All entries must be repeated exactly. No picture should appear in the result.

[Items listed in a dataset]
___

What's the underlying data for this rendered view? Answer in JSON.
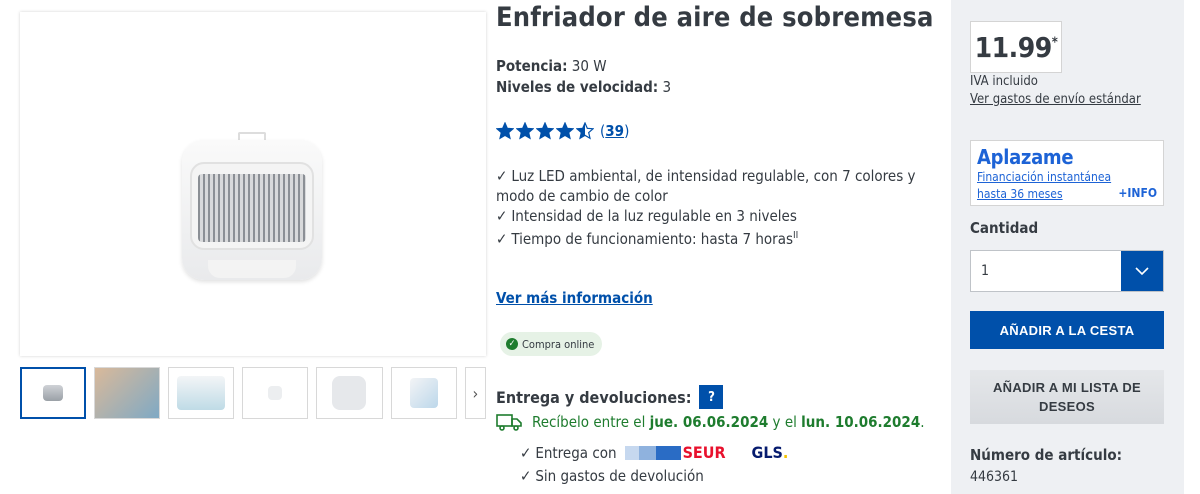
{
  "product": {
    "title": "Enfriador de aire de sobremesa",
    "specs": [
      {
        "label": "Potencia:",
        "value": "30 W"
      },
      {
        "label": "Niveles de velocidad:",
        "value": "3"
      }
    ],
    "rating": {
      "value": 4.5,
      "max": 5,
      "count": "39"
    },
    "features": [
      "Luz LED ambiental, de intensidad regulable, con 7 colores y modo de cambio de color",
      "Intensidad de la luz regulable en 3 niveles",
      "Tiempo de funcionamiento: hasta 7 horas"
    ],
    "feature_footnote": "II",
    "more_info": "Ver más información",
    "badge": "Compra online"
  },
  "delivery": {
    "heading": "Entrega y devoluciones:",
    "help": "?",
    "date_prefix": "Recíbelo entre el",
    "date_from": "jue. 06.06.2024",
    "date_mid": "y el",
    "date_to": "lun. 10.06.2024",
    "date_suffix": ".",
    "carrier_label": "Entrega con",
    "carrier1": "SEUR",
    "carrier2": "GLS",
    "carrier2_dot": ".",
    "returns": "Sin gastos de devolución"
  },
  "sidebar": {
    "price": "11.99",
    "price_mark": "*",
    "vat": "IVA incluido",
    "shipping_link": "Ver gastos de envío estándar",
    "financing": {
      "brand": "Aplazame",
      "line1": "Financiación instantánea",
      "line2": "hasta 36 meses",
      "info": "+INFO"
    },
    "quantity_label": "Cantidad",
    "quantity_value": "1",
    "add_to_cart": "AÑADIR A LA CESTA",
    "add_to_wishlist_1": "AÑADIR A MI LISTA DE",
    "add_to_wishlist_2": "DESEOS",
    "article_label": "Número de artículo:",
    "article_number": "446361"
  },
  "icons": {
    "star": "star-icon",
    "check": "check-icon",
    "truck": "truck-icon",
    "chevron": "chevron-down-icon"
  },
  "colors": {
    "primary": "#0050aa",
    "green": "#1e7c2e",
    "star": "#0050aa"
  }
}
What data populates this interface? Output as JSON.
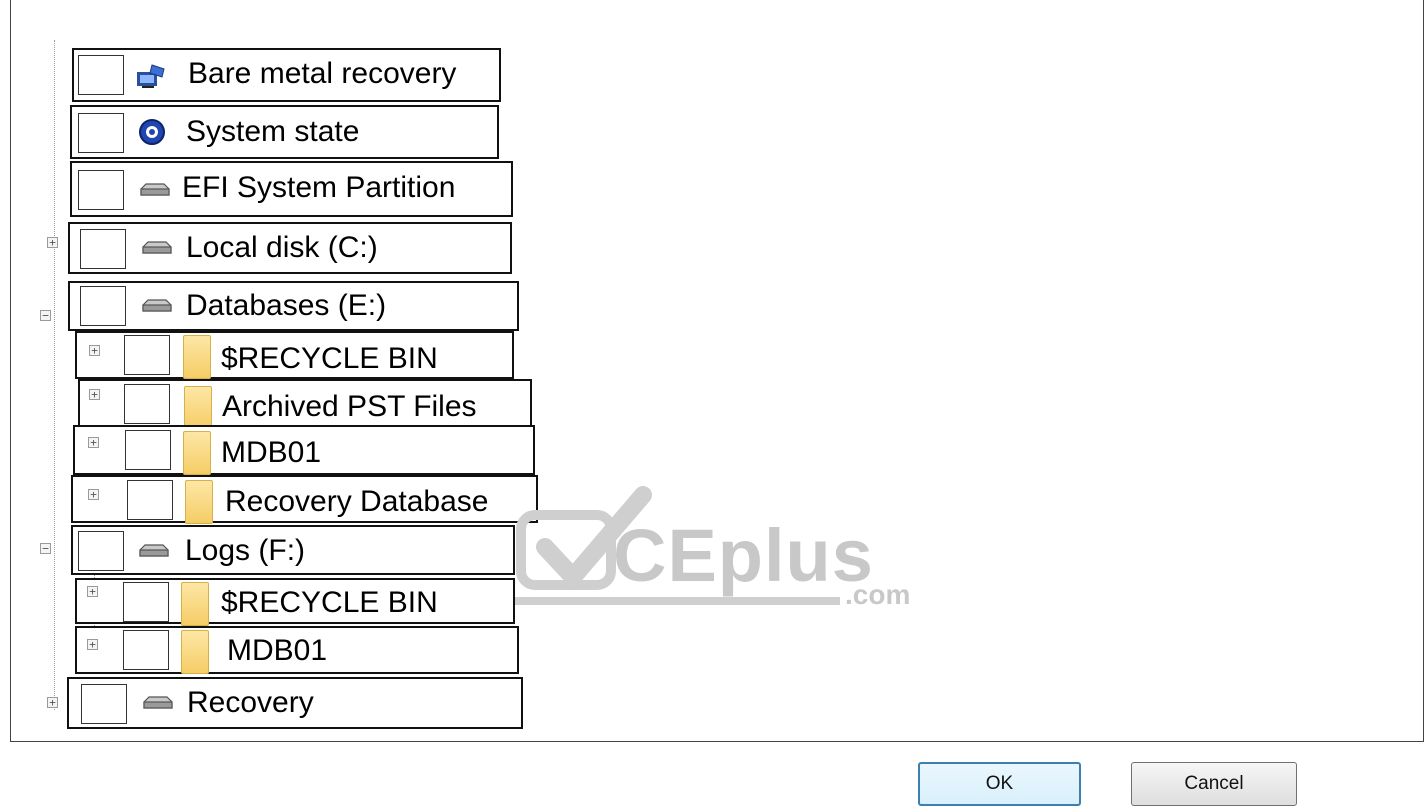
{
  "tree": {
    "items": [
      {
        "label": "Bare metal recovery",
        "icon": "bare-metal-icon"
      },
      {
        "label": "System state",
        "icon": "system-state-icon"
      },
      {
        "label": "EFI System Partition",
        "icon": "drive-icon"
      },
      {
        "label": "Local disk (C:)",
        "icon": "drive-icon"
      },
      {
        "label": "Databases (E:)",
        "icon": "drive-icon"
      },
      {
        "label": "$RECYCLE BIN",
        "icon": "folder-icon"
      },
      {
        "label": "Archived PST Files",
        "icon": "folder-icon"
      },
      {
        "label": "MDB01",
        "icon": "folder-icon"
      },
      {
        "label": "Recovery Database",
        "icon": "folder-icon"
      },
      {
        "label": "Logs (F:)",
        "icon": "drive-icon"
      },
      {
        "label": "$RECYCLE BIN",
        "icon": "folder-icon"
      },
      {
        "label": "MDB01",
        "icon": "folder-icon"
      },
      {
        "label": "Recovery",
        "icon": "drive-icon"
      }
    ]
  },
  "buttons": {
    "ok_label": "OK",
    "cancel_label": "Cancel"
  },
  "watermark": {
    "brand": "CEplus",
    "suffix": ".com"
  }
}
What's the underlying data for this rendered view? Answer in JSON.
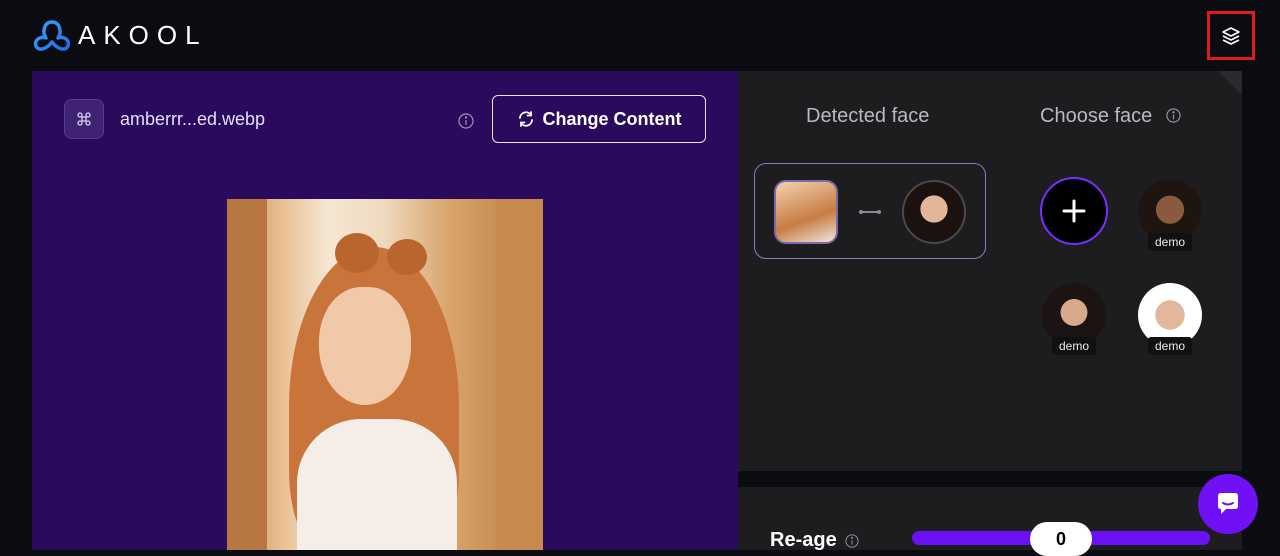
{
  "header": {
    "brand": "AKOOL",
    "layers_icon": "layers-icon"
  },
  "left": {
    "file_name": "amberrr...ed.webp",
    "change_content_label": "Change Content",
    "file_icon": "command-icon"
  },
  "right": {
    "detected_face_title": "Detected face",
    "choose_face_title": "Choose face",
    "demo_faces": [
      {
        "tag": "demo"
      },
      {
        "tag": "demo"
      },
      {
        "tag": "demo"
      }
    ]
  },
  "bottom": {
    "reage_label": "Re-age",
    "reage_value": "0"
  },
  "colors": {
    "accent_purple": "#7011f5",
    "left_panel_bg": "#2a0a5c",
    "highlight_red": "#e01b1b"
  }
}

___

§ **Output for this exercise**
What's the underlying data for this rendered view? Answer in JSON.
{
  "product": {
    "title": "Enfriador de aire de sobremesa",
    "specs": [
      {
        "label": "Potencia:",
        "value": "30 W"
      },
      {
        "label": "Niveles de velocidad:",
        "value": "3"
      }
    ],
    "rating": {
      "value": 4.5,
      "max": 5,
      "count": "39"
    },
    "features": [
      "Luz LED ambiental, de intensidad regulable, con 7 colores y modo de cambio de color",
      "Intensidad de la luz regulable en 3 niveles",
      "Tiempo de funcionamiento: hasta 7 horas"
    ],
    "feature_footnote": "II",
    "more_info": "Ver más información",
    "badge": "Compra online"
  },
  "delivery": {
    "heading": "Entrega y devoluciones:",
    "help": "?",
    "date_prefix": "Recíbelo entre el",
    "date_from": "jue. 06.06.2024",
    "date_mid": "y el",
    "date_to": "lun. 10.06.2024",
    "date_suffix": ".",
    "carrier_label": "Entrega con",
    "carrier1": "SEUR",
    "carrier2": "GLS",
    "carrier2_dot": ".",
    "returns": "Sin gastos de devolución"
  },
  "sidebar": {
    "price": "11.99",
    "price_mark": "*",
    "vat": "IVA incluido",
    "shipping_link": "Ver gastos de envío estándar",
    "financing": {
      "brand": "Aplazame",
      "line1": "Financiación instantánea",
      "line2": "hasta 36 meses",
      "info": "+INFO"
    },
    "quantity_label": "Cantidad",
    "quantity_value": "1",
    "add_to_cart": "AÑADIR A LA CESTA",
    "add_to_wishlist_1": "AÑADIR A MI LISTA DE",
    "add_to_wishlist_2": "DESEOS",
    "article_label": "Número de artículo:",
    "article_number": "446361"
  },
  "icons": {
    "star": "star-icon",
    "check": "check-icon",
    "truck": "truck-icon",
    "chevron": "chevron-down-icon"
  },
  "colors": {
    "primary": "#0050aa",
    "green": "#1e7c2e",
    "star": "#0050aa"
  }
}
What data populates this interface? Output as JSON.
{
  "tree": {
    "items": [
      {
        "label": "Bare metal recovery",
        "icon": "bare-metal-icon"
      },
      {
        "label": "System state",
        "icon": "system-state-icon"
      },
      {
        "label": "EFI System Partition",
        "icon": "drive-icon"
      },
      {
        "label": "Local disk (C:)",
        "icon": "drive-icon"
      },
      {
        "label": "Databases (E:)",
        "icon": "drive-icon"
      },
      {
        "label": "$RECYCLE BIN",
        "icon": "folder-icon"
      },
      {
        "label": "Archived PST Files",
        "icon": "folder-icon"
      },
      {
        "label": "MDB01",
        "icon": "folder-icon"
      },
      {
        "label": "Recovery Database",
        "icon": "folder-icon"
      },
      {
        "label": "Logs (F:)",
        "icon": "drive-icon"
      },
      {
        "label": "$RECYCLE BIN",
        "icon": "folder-icon"
      },
      {
        "label": "MDB01",
        "icon": "folder-icon"
      },
      {
        "label": "Recovery",
        "icon": "drive-icon"
      }
    ]
  },
  "buttons": {
    "ok_label": "OK",
    "cancel_label": "Cancel"
  },
  "watermark": {
    "brand": "CEplus",
    "suffix": ".com"
  }
}
What's the underlying data for this rendered view? Answer in JSON.
{
  "header": {
    "brand": "AKOOL",
    "layers_icon": "layers-icon"
  },
  "left": {
    "file_name": "amberrr...ed.webp",
    "change_content_label": "Change Content",
    "file_icon": "command-icon"
  },
  "right": {
    "detected_face_title": "Detected face",
    "choose_face_title": "Choose face",
    "demo_faces": [
      {
        "tag": "demo"
      },
      {
        "tag": "demo"
      },
      {
        "tag": "demo"
      }
    ]
  },
  "bottom": {
    "reage_label": "Re-age",
    "reage_value": "0"
  },
  "colors": {
    "accent_purple": "#7011f5",
    "left_panel_bg": "#2a0a5c",
    "highlight_red": "#e01b1b"
  }
}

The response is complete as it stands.